Restate every entry word for word.

Given data Start Marker

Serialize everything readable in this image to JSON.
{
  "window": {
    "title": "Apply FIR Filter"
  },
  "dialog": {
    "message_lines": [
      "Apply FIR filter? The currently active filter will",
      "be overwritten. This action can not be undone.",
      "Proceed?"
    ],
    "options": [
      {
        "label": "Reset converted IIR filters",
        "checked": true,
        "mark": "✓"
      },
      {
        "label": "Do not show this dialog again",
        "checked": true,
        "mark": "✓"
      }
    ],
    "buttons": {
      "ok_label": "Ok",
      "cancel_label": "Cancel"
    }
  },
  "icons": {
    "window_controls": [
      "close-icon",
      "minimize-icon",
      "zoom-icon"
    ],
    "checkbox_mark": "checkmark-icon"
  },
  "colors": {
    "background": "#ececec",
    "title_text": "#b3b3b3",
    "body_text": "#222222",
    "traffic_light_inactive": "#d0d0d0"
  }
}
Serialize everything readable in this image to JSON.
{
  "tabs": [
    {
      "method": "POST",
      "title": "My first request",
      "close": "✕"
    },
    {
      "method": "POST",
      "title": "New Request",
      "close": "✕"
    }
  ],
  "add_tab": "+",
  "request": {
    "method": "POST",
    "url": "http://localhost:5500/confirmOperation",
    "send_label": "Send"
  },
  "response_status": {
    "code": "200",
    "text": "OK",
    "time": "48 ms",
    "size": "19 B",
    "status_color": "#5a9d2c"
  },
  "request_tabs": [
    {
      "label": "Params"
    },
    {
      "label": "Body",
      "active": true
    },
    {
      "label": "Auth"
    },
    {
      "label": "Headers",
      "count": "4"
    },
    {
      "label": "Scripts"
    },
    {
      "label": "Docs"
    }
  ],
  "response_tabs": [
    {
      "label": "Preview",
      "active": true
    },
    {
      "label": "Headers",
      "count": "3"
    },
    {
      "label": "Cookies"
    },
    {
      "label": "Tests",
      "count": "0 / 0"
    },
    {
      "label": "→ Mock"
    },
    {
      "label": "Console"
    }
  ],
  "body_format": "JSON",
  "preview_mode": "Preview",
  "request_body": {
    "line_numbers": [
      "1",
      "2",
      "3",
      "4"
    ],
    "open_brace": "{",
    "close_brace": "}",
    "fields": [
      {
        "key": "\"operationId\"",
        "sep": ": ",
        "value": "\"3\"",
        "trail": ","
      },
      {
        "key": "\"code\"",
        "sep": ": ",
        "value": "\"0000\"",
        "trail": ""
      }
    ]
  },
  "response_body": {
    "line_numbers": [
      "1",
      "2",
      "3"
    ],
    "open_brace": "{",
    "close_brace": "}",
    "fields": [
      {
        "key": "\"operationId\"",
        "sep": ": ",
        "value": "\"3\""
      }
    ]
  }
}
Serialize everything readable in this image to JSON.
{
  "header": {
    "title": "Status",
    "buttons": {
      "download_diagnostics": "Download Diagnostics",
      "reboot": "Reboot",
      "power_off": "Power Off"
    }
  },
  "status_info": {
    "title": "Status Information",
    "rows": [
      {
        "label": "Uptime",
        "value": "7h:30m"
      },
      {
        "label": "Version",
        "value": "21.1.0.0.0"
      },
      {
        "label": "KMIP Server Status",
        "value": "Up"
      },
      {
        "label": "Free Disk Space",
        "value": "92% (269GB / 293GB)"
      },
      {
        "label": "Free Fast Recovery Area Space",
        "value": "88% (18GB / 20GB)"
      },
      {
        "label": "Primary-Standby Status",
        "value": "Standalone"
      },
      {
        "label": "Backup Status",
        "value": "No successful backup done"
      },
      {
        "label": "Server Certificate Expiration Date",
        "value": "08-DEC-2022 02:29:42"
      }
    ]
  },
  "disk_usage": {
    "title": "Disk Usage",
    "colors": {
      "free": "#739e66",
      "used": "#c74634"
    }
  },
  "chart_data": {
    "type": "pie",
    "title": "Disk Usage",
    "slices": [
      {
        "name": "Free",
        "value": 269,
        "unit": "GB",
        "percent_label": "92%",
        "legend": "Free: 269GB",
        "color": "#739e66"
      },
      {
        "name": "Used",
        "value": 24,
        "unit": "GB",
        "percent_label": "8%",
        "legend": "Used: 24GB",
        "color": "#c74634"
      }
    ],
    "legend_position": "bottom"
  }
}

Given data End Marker

» **Response area**
Serialize everything readable in this image to JSON.
{
  "window": {
    "title": "Apply FIR Filter"
  },
  "dialog": {
    "message_lines": [
      "Apply FIR filter? The currently active filter will",
      "be overwritten. This action can not be undone.",
      "Proceed?"
    ],
    "options": [
      {
        "label": "Reset converted IIR filters",
        "checked": true,
        "mark": "✓"
      },
      {
        "label": "Do not show this dialog again",
        "checked": true,
        "mark": "✓"
      }
    ],
    "buttons": {
      "ok_label": "Ok",
      "cancel_label": "Cancel"
    }
  },
  "icons": {
    "window_controls": [
      "close-icon",
      "minimize-icon",
      "zoom-icon"
    ],
    "checkbox_mark": "checkmark-icon"
  },
  "colors": {
    "background": "#ececec",
    "title_text": "#b3b3b3",
    "body_text": "#222222",
    "traffic_light_inactive": "#d0d0d0"
  }
}
Serialize everything readable in this image to JSON.
{
  "tabs": [
    {
      "method": "POST",
      "title": "My first request",
      "close": "✕"
    },
    {
      "method": "POST",
      "title": "New Request",
      "close": "✕"
    }
  ],
  "add_tab": "+",
  "request": {
    "method": "POST",
    "url": "http://localhost:5500/confirmOperation",
    "send_label": "Send"
  },
  "response_status": {
    "code": "200",
    "text": "OK",
    "time": "48 ms",
    "size": "19 B",
    "status_color": "#5a9d2c"
  },
  "request_tabs": [
    {
      "label": "Params"
    },
    {
      "label": "Body",
      "active": true
    },
    {
      "label": "Auth"
    },
    {
      "label": "Headers",
      "count": "4"
    },
    {
      "label": "Scripts"
    },
    {
      "label": "Docs"
    }
  ],
  "response_tabs": [
    {
      "label": "Preview",
      "active": true
    },
    {
      "label": "Headers",
      "count": "3"
    },
    {
      "label": "Cookies"
    },
    {
      "label": "Tests",
      "count": "0 / 0"
    },
    {
      "label": "→ Mock"
    },
    {
      "label": "Console"
    }
  ],
  "body_format": "JSON",
  "preview_mode": "Preview",
  "request_body": {
    "line_numbers": [
      "1",
      "2",
      "3",
      "4"
    ],
    "open_brace": "{",
    "close_brace": "}",
    "fields": [
      {
        "key": "\"operationId\"",
        "sep": ": ",
        "value": "\"3\"",
        "trail": ","
      },
      {
        "key": "\"code\"",
        "sep": ": ",
        "value": "\"0000\"",
        "trail": ""
      }
    ]
  },
  "response_body": {
    "line_numbers": [
      "1",
      "2",
      "3"
    ],
    "open_brace": "{",
    "close_brace": "}",
    "fields": [
      {
        "key": "\"operationId\"",
        "sep": ": ",
        "value": "\"3\""
      }
    ]
  }
}
Serialize everything readable in this image to JSON.
{
  "header": {
    "title": "Status",
    "buttons": {
      "download_diagnostics": "Download Diagnostics",
      "reboot": "Reboot",
      "power_off": "Power Off"
    }
  },
  "status_info": {
    "title": "Status Information",
    "rows": [
      {
        "label": "Uptime",
        "value": "7h:30m"
      },
      {
        "label": "Version",
        "value": "21.1.0.0.0"
      },
      {
        "label": "KMIP Server Status",
        "value": "Up"
      },
      {
        "label": "Free Disk Space",
        "value": "92% (269GB / 293GB)"
      },
      {
        "label": "Free Fast Recovery Area Space",
        "value": "88% (18GB / 20GB)"
      },
      {
        "label": "Primary-Standby Status",
        "value": "Standalone"
      },
      {
        "label": "Backup Status",
        "value": "No successful backup done"
      },
      {
        "label": "Server Certificate Expiration Date",
        "value": "08-DEC-2022 02:29:42"
      }
    ]
  },
  "disk_usage": {
    "title": "Disk Usage",
    "colors": {
      "free": "#739e66",
      "used": "#c74634"
    }
  },
  "chart_data": {
    "type": "pie",
    "title": "Disk Usage",
    "slices": [
      {
        "name": "Free",
        "value": 269,
        "unit": "GB",
        "percent_label": "92%",
        "legend": "Free: 269GB",
        "color": "#739e66"
      },
      {
        "name": "Used",
        "value": 24,
        "unit": "GB",
        "percent_label": "8%",
        "legend": "Used: 24GB",
        "color": "#c74634"
      }
    ],
    "legend_position": "bottom"
  }
}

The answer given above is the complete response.